WHAT YOU SHOULD DO:
Within these entries, which lines include the string "badge"? Copy each one.

[Entries from a dataset of interfaces]
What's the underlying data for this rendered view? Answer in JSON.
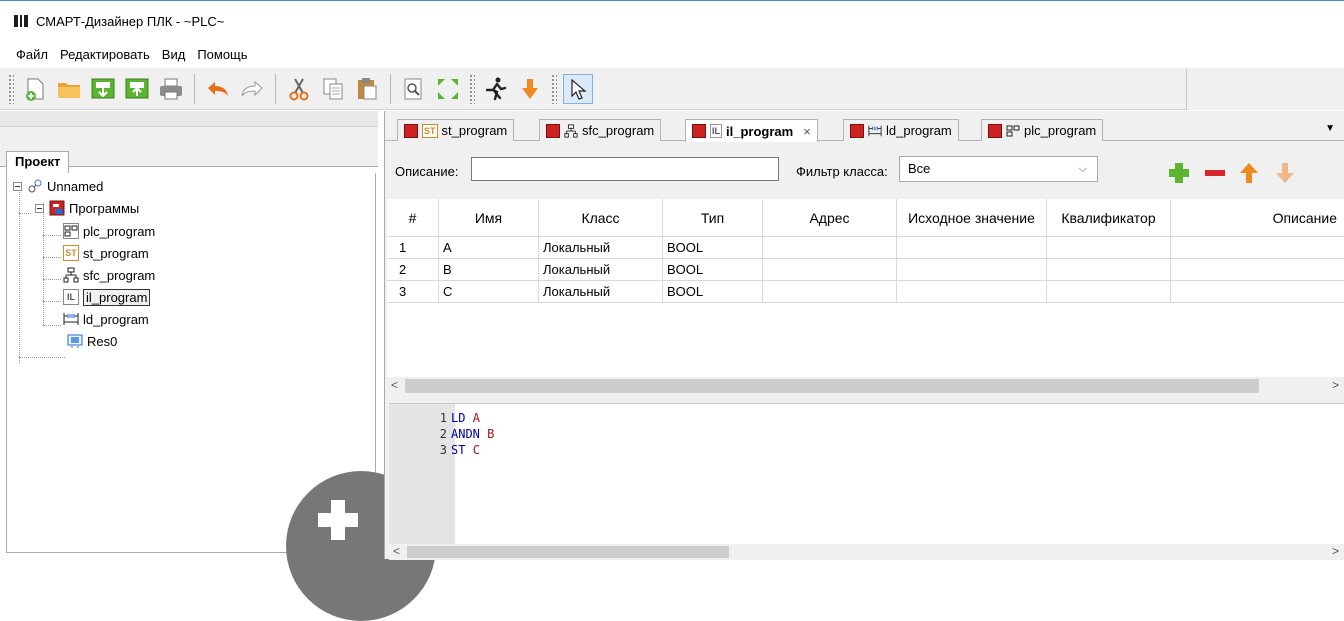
{
  "window": {
    "title": "СМАРТ-Дизайнер ПЛК - ~PLC~"
  },
  "menu": [
    "Файл",
    "Редактировать",
    "Вид",
    "Помощь"
  ],
  "toolbar": {
    "buttons": [
      "new-file-icon",
      "open-folder-icon",
      "download-icon",
      "upload-icon",
      "print-icon",
      "undo-icon",
      "redo-icon",
      "cut-icon",
      "copy-icon",
      "paste-icon",
      "find-icon",
      "fullscreen-icon",
      "run-icon",
      "step-down-icon",
      "pointer-icon"
    ]
  },
  "project_panel": {
    "tab_label": "Проект",
    "tree": {
      "root": "Unnamed",
      "programs_folder": "Программы",
      "programs": [
        {
          "label": "plc_program",
          "icon": "fbd-icon"
        },
        {
          "label": "st_program",
          "icon": "st-icon"
        },
        {
          "label": "sfc_program",
          "icon": "sfc-icon"
        },
        {
          "label": "il_program",
          "icon": "il-icon",
          "selected": true
        },
        {
          "label": "ld_program",
          "icon": "ld-icon"
        }
      ],
      "resource": "Res0"
    }
  },
  "doc_tabs": [
    {
      "label": "st_program",
      "badge": "ST",
      "active": false
    },
    {
      "label": "sfc_program",
      "badge": "SFC",
      "active": false
    },
    {
      "label": "il_program",
      "badge": "IL",
      "active": true,
      "close": "×"
    },
    {
      "label": "ld_program",
      "badge": "LD",
      "active": false
    },
    {
      "label": "plc_program",
      "badge": "FBD",
      "active": false
    }
  ],
  "filter": {
    "description_label": "Описание:",
    "description_value": "",
    "class_filter_label": "Фильтр класса:",
    "class_filter_value": "Все"
  },
  "variables_table": {
    "columns": [
      "#",
      "Имя",
      "Класс",
      "Тип",
      "Адрес",
      "Исходное значение",
      "Квалификатор",
      "Описание"
    ],
    "rows": [
      [
        "1",
        "A",
        "Локальный",
        "BOOL",
        "",
        "",
        "",
        ""
      ],
      [
        "2",
        "B",
        "Локальный",
        "BOOL",
        "",
        "",
        "",
        ""
      ],
      [
        "3",
        "C",
        "Локальный",
        "BOOL",
        "",
        "",
        "",
        ""
      ]
    ]
  },
  "code_editor": {
    "lines": [
      {
        "num": "1",
        "op": "LD",
        "arg": "A"
      },
      {
        "num": "2",
        "op": "ANDN",
        "arg": "B"
      },
      {
        "num": "3",
        "op": "ST",
        "arg": "C"
      }
    ]
  },
  "colors": {
    "accent_green": "#5cb531",
    "accent_red": "#d9232f",
    "accent_orange": "#ef8a1f",
    "disabled_orange": "#f0b88a"
  }
}
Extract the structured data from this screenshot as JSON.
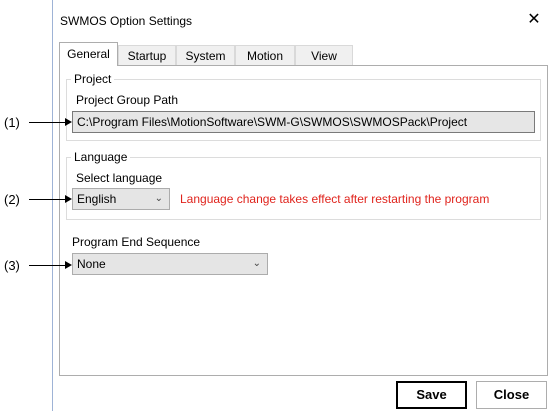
{
  "window": {
    "title": "SWMOS Option Settings",
    "close_glyph": "✕"
  },
  "tabs": [
    {
      "label": "General",
      "active": true
    },
    {
      "label": "Startup",
      "active": false
    },
    {
      "label": "System",
      "active": false
    },
    {
      "label": "Motion",
      "active": false
    },
    {
      "label": "View",
      "active": false
    }
  ],
  "project": {
    "group_title": "Project",
    "path_label": "Project Group Path",
    "path_value": "C:\\Program Files\\MotionSoftware\\SWM-G\\SWMOS\\SWMOSPack\\Project"
  },
  "language": {
    "group_title": "Language",
    "select_label": "Select language",
    "selected": "English",
    "note": "Language change takes effect after restarting the program",
    "note_color": "#e0241d"
  },
  "program_end": {
    "label": "Program End Sequence",
    "selected": "None"
  },
  "callouts": [
    "(1)",
    "(2)",
    "(3)"
  ],
  "buttons": {
    "save": "Save",
    "close": "Close"
  },
  "icons": {
    "dropdown": "chevron-down-icon",
    "close": "close-icon"
  }
}
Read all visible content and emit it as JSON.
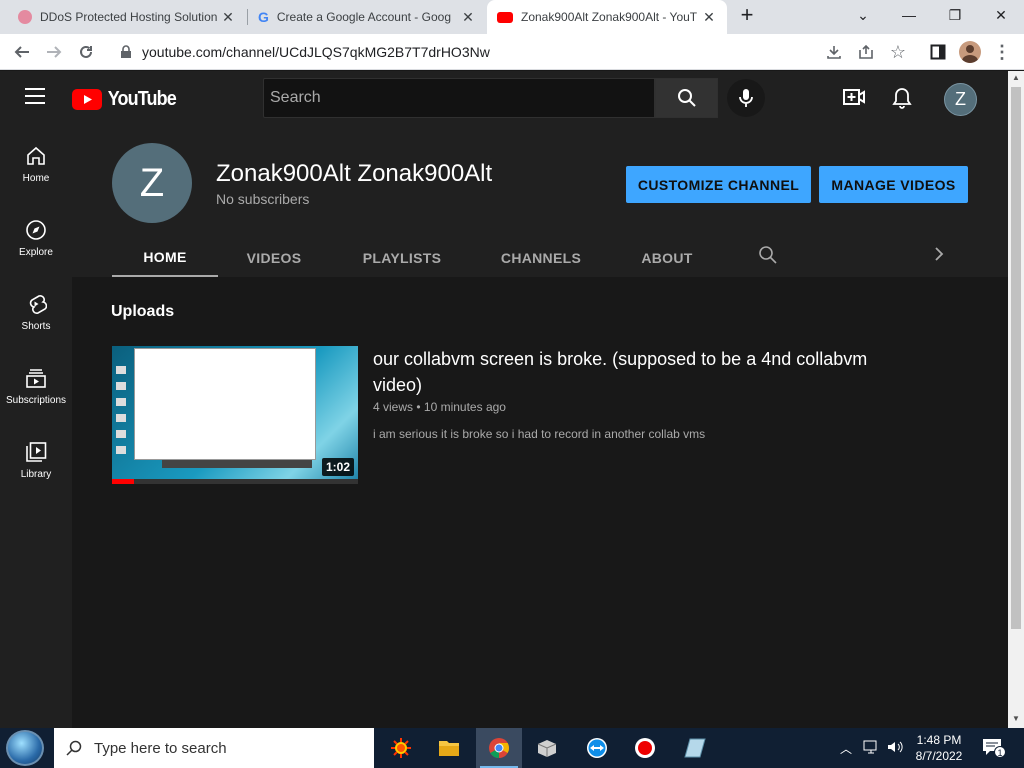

SOLUTION FOR THIS PROBLEM:
      "badge": "ST",
      "badge": "SFC",
      "badge": "IL",
      "badge": "LD",
      "badge": "FBD",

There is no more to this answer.